I’ll let him speak for himself:
The entire text thus sees Christian nonconformity and suffering love as driven and drawn by a sense of God’s triumphant movement from the merciful past into a triumphant future. Any interpretation of 13:1-7 that would make it an expression of a static or conservative undergirding of the present social system would therefore represent a refusal to take seriously the context. Any interpretation in which God’s mercies are not seen as overcoming hostilities through the creation of community, reaching even to the nuts and bolts of financial sharing and missionary support, has covered over the meaning of each part of the text by not seeing it whole. (Yoder, p198)
He then addresses the role of the Christian in the administering of God’s wrath:
There is a most specific dialectical interplay around the concepts of vengeance and wrath. Christians are told (12:19) never to exercise vengeance but to leave it to God and to wrath. Then the authorities are recognised (13:4) as executing the particular function which the Christian was to leave to God. It is inconceivable that these two verses, using such similar language, should be meant to be read independently of one another. This makes it clear that the function exercised by government is not the function to be exercised by Christians. However able an infinite God may be to work at the same time through the sufferings of his believing disciples who return good for evil and through the wrathful violence of the authorities who punish evil with evil, such behaviour is for men not complementary but in disjunction. God can in his own way, in his sovereign permissive providence, “use” an idolatrous Assyria (Isa. 10) or Rome. This takes place, however, without his declaring that such action which he thus uses is morally good or that participation in it is incumbent upon his covenant people. (Yoder, p199)

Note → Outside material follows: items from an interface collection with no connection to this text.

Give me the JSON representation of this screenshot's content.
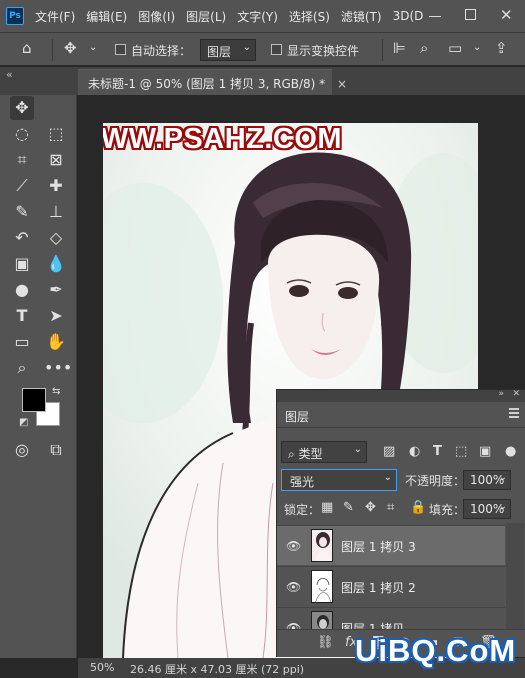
{
  "app": {
    "logo_text": "Ps"
  },
  "menu": {
    "items": [
      "文件(F)",
      "编辑(E)",
      "图像(I)",
      "图层(L)",
      "文字(Y)",
      "选择(S)",
      "滤镜(T)",
      "3D(D"
    ]
  },
  "options": {
    "auto_select_label": "自动选择：",
    "layer_select_value": "图层",
    "show_transform_label": "显示变换控件"
  },
  "document_tab": {
    "title": "未标题-1 @ 50% (图层 1 拷贝 3, RGB/8) *"
  },
  "canvas": {
    "watermark": "WWW.PSAHZ.COM"
  },
  "status": {
    "zoom": "50%",
    "doc_size": "26.46 厘米 x 47.03 厘米 (72 ppi)"
  },
  "layers_panel": {
    "title": "图层",
    "filter_value": "类型",
    "blend_mode": "强光",
    "opacity_label": "不透明度：",
    "opacity_value": "100%",
    "lock_label": "锁定：",
    "fill_label": "填充：",
    "fill_value": "100%",
    "layers": [
      {
        "name": "图层 1 拷贝 3",
        "selected": true
      },
      {
        "name": "图层 1 拷贝 2",
        "selected": false
      },
      {
        "name": "图层 1 拷贝",
        "selected": false
      }
    ]
  },
  "corner_logo": "UiBQ.CoM",
  "icons": {
    "toolbar": [
      "move-icon",
      "lasso-icon",
      "quick-select-icon",
      "crop-icon",
      "frame-icon",
      "eyedropper-icon",
      "healing-icon",
      "brush-icon",
      "stamp-icon",
      "history-brush-icon",
      "eraser-icon",
      "gradient-icon",
      "blur-icon",
      "dodge-icon",
      "pen-icon",
      "type-icon",
      "path-select-icon",
      "rectangle-icon",
      "hand-icon",
      "zoom-icon",
      "more-icon"
    ]
  }
}
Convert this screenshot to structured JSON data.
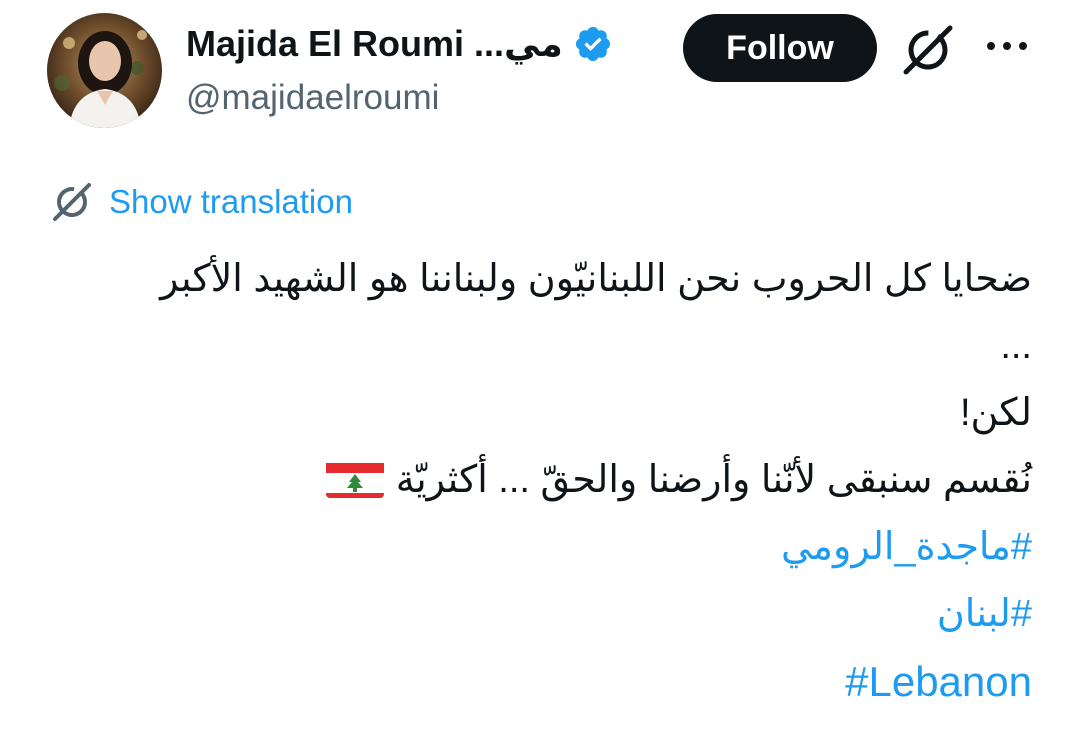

I find this fascinating and thought-provoking. When taken together as a literary unit, Romans 12-13 paints a picture of a new community, which refuses to conform to the pattern of the world, but in which people give themselves to each other and overcome evil with good (12:21), heaping not physical coals, but kindness on the heads of their enemies (12:20). The Christian is told not to avenge himself, for that is God’s prerogative (12:19) and that God outworks his vengeance through the state (13:4).
So we are left with the lingering question: If Christians are instructed not to do what the State is empowered by God to do, to what extent can a Christian participate in the State?
This post forms part of a dialogue on violence and pacifism between Liam, Matthew Hosier and Andrew Wilson. Check out the whole series:
Who Would Jesus Punch? by Liam Thatcher
War & Peace, Part 1 by Matthew Hosier
“The Right to Bear the Sword the State Has” by Liam Thatcher
War & Peace, Part 2 by Matthew Hosier
Violence: My View from the Fence by Liam Thatcher
Just War? by Andrew Wilson
A few resources to get you thinking:
- Bell, Rob – Calling all Peacemakers (x3 MP3s)
- Boyd, Greg – The Myth of a Christian Nation
- Carson, D.A. – Just War (x2 MP3s)
- Hayes, Richard – The Moral Vision of the New Testament
- Holmes, Arthur (ed) – War and Christian Ethics (a reader)
- Kurlanksy, Mark – Non-Violence: The History of a Dangerous Idea
- Wright, N.T. – Evil and the Justice of God
- Yoder, John Howard – The Politics of Jesus